[Instructions for the task]:
Please tally the lines of the listing that hold the string "voir", and reply with that total only.

[Exercise material]:
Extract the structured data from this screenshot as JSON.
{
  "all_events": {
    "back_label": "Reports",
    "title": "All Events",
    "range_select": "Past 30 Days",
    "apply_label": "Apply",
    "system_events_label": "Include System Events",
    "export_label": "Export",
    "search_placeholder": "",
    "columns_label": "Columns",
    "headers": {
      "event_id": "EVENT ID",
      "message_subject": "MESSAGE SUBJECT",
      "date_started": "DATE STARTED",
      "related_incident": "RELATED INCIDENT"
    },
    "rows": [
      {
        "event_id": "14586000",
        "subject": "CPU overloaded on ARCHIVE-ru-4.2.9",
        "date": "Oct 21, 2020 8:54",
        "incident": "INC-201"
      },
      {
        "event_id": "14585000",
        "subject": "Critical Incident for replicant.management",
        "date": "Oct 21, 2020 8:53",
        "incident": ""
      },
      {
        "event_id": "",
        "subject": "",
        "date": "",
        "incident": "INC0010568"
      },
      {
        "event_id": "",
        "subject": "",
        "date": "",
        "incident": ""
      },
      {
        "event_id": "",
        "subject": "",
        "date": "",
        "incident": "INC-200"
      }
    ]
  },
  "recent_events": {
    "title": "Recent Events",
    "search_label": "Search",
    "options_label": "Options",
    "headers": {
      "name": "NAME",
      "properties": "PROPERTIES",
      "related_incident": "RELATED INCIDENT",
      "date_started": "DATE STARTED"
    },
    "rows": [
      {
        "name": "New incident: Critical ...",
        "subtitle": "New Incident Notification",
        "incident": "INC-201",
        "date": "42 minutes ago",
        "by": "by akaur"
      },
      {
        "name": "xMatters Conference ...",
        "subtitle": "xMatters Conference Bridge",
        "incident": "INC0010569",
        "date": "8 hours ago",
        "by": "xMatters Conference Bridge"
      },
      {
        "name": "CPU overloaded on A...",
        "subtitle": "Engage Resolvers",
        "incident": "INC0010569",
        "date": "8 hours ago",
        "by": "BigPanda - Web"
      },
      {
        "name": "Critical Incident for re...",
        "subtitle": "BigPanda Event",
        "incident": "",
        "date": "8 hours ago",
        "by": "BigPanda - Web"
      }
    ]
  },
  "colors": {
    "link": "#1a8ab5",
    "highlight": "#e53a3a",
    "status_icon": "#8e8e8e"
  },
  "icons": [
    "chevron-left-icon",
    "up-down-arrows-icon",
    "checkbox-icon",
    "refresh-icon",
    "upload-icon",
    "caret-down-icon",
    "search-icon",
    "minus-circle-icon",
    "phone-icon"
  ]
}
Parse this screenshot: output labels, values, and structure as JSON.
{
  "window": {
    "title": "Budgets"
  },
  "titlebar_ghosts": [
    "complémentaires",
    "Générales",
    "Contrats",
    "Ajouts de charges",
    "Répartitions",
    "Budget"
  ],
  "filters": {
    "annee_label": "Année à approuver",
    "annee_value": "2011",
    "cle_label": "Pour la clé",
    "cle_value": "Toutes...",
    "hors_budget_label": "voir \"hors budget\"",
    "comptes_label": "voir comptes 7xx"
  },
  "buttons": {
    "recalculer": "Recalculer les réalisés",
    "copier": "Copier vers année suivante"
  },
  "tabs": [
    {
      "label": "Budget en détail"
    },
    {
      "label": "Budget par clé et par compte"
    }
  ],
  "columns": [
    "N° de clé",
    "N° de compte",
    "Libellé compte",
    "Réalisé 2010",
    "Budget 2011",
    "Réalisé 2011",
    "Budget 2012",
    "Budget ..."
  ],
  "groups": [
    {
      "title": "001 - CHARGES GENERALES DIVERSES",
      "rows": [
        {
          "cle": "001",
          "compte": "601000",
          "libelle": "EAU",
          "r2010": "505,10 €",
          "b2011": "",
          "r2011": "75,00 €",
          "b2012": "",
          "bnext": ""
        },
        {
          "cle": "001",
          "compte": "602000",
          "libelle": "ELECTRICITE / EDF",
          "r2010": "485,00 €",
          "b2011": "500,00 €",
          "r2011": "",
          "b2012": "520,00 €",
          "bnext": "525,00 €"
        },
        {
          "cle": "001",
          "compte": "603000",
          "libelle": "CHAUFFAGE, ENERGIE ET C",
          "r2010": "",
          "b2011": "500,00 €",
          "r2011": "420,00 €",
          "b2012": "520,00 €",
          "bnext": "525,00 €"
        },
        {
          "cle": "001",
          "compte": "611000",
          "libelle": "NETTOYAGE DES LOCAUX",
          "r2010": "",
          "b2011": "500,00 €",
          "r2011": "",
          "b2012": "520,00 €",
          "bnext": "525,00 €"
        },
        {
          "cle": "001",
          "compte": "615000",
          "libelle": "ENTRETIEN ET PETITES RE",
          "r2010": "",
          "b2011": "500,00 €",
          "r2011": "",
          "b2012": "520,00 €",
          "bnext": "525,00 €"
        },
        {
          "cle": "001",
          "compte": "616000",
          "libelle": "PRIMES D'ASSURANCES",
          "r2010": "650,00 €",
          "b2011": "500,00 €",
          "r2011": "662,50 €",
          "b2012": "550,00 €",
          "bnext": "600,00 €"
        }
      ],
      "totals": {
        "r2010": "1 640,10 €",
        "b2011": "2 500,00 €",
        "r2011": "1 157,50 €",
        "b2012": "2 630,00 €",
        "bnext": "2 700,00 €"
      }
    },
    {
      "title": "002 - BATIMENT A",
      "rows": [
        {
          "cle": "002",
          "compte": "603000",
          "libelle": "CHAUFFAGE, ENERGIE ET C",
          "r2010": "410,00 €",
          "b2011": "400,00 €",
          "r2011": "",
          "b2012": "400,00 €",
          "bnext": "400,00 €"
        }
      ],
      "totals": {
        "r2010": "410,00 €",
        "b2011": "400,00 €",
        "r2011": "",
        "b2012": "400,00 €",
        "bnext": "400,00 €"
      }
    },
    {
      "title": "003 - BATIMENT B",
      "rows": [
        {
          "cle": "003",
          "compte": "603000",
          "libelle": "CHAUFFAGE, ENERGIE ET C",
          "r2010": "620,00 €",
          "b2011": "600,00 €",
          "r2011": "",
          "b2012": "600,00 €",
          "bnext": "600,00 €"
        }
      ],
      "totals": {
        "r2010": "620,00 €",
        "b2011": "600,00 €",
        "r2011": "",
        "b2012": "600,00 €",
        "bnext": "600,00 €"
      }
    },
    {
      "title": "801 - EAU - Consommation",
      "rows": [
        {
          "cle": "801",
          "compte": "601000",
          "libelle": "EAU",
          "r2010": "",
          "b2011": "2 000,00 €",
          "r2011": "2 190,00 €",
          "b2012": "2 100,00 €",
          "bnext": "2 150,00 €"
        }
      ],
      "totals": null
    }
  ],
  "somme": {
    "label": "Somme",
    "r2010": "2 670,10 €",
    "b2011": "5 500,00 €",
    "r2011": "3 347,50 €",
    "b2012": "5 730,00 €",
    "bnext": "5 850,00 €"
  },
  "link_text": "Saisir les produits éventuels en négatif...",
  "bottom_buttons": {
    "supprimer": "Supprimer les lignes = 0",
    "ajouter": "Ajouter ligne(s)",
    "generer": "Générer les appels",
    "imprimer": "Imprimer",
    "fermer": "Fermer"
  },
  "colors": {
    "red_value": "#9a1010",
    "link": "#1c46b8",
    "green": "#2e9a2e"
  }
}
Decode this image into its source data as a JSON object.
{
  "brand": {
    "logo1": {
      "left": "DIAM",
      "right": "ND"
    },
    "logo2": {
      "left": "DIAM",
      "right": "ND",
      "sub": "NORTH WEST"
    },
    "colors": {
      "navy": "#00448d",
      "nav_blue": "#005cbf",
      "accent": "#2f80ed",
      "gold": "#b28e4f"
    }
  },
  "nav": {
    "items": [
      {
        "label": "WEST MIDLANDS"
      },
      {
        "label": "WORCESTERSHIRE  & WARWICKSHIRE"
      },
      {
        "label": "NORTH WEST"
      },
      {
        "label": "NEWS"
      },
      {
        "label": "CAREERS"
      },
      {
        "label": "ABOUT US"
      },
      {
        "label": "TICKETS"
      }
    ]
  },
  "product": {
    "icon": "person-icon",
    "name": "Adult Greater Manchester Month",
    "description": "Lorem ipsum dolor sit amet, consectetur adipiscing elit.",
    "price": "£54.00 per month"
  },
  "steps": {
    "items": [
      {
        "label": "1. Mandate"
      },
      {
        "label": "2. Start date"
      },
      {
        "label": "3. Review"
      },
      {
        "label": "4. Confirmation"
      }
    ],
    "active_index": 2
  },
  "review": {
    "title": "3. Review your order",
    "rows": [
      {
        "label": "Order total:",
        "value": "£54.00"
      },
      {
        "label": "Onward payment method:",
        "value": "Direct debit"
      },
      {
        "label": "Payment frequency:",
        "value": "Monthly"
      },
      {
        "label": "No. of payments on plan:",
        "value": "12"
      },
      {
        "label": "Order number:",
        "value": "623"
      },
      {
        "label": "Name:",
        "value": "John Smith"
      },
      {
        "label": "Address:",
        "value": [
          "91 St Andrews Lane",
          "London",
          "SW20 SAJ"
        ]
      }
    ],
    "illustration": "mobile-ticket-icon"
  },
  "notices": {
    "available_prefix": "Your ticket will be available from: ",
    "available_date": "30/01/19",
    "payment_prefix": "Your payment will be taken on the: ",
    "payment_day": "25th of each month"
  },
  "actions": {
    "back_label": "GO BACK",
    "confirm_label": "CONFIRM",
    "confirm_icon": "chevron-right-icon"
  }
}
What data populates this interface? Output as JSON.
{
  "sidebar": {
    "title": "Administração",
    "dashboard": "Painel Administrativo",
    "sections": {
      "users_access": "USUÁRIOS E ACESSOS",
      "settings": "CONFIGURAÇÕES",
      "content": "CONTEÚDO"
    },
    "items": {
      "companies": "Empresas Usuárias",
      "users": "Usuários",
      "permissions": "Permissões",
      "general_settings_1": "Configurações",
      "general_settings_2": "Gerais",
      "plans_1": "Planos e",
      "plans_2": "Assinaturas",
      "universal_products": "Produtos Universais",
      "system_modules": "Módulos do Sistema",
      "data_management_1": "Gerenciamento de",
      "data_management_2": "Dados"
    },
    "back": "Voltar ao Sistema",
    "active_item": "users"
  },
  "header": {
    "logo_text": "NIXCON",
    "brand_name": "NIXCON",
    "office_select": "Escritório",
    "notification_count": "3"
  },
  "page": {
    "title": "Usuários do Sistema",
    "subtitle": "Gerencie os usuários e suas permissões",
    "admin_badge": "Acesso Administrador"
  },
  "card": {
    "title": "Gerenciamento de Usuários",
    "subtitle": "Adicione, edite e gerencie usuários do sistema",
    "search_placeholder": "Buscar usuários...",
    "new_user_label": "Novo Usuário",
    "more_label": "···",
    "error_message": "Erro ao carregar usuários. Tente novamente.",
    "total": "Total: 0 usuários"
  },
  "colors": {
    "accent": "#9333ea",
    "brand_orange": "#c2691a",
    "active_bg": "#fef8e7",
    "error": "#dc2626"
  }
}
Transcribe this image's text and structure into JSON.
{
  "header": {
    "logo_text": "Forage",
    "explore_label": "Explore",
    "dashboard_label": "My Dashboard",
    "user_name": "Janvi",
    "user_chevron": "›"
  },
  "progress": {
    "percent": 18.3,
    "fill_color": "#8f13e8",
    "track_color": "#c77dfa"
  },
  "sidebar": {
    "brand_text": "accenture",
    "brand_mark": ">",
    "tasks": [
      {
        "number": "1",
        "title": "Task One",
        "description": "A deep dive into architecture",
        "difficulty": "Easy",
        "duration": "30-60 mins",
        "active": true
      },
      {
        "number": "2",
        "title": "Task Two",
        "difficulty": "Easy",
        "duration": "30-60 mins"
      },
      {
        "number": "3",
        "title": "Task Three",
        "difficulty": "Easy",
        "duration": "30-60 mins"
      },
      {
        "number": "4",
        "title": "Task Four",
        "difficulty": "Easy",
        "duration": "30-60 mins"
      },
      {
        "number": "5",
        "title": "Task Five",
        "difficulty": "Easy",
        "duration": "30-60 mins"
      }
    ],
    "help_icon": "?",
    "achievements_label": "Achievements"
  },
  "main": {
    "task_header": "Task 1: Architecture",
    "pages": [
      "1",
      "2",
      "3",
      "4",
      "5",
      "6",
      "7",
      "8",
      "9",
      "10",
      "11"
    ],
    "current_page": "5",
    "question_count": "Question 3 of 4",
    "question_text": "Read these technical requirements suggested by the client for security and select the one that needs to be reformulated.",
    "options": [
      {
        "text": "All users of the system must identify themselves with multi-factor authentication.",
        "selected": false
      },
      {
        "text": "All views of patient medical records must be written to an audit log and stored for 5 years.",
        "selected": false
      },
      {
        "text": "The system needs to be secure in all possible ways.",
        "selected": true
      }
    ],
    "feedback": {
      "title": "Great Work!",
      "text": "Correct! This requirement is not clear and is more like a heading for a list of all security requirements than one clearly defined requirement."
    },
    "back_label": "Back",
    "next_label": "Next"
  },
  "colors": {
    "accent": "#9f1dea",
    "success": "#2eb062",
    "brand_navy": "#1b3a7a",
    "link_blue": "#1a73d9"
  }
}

[Solution to the exercise]:
2